Assess your space. Though galley kitchens work best in small spaces, they can also be good for medium-sized kitchens, such as the one pictured here. However, be aware that if the opposing runs are too far apart, the kitchen will lose its efficiency. (This kitchen gets it right.)
For example, if a wall is just over 12 feet long, it's likely to have three tall housings at one end and three base units at the other. Typically, there would be wall units, floating shelving or a window above the base units. Along the opposite side you could have wall units, shelving, a window or even a clear wall.
… or asymmetrical. You can opt for an asymmetrical layout instead, using various approaches. One involves focusing tall cabinets or a bank of appliances on one side of the room, with base and wall units on the other.

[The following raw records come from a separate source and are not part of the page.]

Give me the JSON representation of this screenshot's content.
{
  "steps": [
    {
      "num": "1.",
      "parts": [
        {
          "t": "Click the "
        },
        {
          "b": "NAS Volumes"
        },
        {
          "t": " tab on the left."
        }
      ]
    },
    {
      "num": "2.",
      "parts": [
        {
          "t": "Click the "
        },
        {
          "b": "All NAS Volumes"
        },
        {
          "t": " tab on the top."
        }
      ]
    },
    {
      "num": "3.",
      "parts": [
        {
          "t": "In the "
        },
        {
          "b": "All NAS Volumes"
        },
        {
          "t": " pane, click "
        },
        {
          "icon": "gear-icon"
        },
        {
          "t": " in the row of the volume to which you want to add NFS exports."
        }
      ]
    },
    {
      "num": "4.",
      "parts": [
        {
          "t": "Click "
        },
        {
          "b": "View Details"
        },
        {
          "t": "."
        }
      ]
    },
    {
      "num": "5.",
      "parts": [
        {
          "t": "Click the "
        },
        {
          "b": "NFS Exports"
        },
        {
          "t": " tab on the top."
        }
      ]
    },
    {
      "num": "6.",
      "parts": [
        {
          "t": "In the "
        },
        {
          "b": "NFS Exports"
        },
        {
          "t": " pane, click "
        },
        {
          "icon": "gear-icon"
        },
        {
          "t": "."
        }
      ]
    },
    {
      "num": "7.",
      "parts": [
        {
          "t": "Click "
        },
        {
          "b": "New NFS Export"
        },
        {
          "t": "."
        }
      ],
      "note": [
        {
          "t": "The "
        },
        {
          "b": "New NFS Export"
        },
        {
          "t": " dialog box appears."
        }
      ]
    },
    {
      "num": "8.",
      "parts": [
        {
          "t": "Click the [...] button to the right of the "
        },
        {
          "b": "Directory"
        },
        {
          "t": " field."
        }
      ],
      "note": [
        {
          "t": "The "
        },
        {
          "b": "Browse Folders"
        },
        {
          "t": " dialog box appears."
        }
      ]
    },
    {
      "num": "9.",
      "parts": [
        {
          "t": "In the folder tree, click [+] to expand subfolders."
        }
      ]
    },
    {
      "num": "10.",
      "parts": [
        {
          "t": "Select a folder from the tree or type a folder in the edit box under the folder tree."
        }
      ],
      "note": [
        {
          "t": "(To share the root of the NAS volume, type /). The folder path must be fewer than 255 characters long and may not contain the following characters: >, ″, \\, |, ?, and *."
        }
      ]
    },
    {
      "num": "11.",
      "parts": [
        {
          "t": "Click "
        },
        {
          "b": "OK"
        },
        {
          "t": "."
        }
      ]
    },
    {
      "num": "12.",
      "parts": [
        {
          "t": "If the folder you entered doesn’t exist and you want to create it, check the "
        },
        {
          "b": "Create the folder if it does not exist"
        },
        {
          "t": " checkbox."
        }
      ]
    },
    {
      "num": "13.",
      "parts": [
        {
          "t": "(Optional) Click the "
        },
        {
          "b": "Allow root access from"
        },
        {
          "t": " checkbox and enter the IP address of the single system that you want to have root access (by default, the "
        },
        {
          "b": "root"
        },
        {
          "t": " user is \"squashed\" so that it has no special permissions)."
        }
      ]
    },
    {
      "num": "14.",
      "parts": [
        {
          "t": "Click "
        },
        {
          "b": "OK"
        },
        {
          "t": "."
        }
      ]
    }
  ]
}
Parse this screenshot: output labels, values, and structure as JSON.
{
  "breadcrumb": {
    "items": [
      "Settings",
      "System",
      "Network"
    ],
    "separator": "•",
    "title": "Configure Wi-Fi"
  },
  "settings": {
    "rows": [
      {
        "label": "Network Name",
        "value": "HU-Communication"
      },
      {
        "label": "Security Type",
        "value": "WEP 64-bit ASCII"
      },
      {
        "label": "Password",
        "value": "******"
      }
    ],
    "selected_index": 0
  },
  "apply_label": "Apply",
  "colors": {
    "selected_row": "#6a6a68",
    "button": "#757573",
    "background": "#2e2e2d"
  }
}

Or you can go with a mix of tall and wall units along one side, with a single run of base units on the other if, for example, you have an open-plan space, as pictured here.
In this kitchen, the island replaces one of the runs to become part of the kitchen layout and functionality. It sits parallel to the longer run of units and typically houses either the range or the sink.
➪ dining room color➪ color idea paint➪ stylish kitchen➪ color paint kitchen➪ room idea paint➪ idea paint kitchen➪ dining paint kitchen➪ room paint kitchen➪ room color idea➪ caboose kitchen➪ dining color idea➪ dining idea paint